Just came to my attention that there is research of sleep related genes, the usual stuff of protein kinases, dopaminergic receptor, and serotonine transporter. Also this research community seem to have the common difficulty of the complex disease gene mappers – to understand a phenomenon (not a trait) as systemic function, an intrinsic property of a multicellular and multiwired brain, yea, yea.
Read also the what-we-could-have-learned-from-linkage-studies.
moblog – Tsun Leung Chan is now reporting a heritable germline epimutation of MSH2 in a family with hereditary colorectal cancer another case of “paranormal” inheritance. They find a mosaic germline methylation pattern (which might even be a symptom of another mutation that affects the demethylation-de novo methylation pattern of MSH2 during embryogenesis?). If my hypothesis is true these families should even show more genes with different methylation patterns, yea, yea.
Another attempt to answer this question comes by a study of the MLH1 promotor
Pro: MLH1 promoter methylation was found in a patient and his mother giving evidence for a familial predisposition for an epimutation in MLH1. Contra: a de novo set-up of methylation in one patient, a mosaic or incomplete methylation pattern in six patients, and no evidence for inheritance of MLH1 promoter methylation in the remaining families.
Reading about science projects, glue projects and platform projects, all with minority, gender, public communication and ethics modules while including large administrative overheads, travel and meeting costs, I even wonder how much money is finally going to real research – careful experimentation and thoughtful interpretation. Some people seem to spend more time on creating logos than in study design, yea, yea.
What makes the difference between genetic linkage and association studies? Simply speaking, for linkage you need to inherit a particular marker allele from your parents where it does not matter if a child in another family inherits another allele (pending it shares it with its affected sibling). With association studies this matters.

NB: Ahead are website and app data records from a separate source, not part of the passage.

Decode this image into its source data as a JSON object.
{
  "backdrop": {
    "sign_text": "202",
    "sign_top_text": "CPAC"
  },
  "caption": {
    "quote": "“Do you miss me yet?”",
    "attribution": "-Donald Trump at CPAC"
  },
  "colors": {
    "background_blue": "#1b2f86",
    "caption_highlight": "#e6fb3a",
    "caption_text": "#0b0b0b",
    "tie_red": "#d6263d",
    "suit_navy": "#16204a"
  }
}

As we found with the much relaxed linkage strategy so many minor diverse loci, I assume a rather heterogeneous origin of complex diseases. There is no doubt about the importance of genes, but about the sharing of the same genetic abnormality. An (anonymous) position paper on basic Asthma Research Strategy II in Clin Exp All 2006; 36: 1326 says
The average size of effect on asthma and related traits from common SNPs is small. For instance, seven common SNPs in the IL13 gene jointly accounted for only 0,5% of the variance of total IgE … With a heritability of circa 60% for total IgE this implies that hundreds of genes, each with small effects, may be involved in IgE regulation.
Families presenting with a complex system disease will all have unique patterns how they arrive at the same clinical endpoint. Alpha-delta-gamma asthma, theta-kappa-jota schizophrenia or $%&# diabetes – are they combining lets say 3000 variations in 300 genes of 30 metabolic-signalling pathways to 1 disease of variable onset, severity and prognosis? Yea, yea.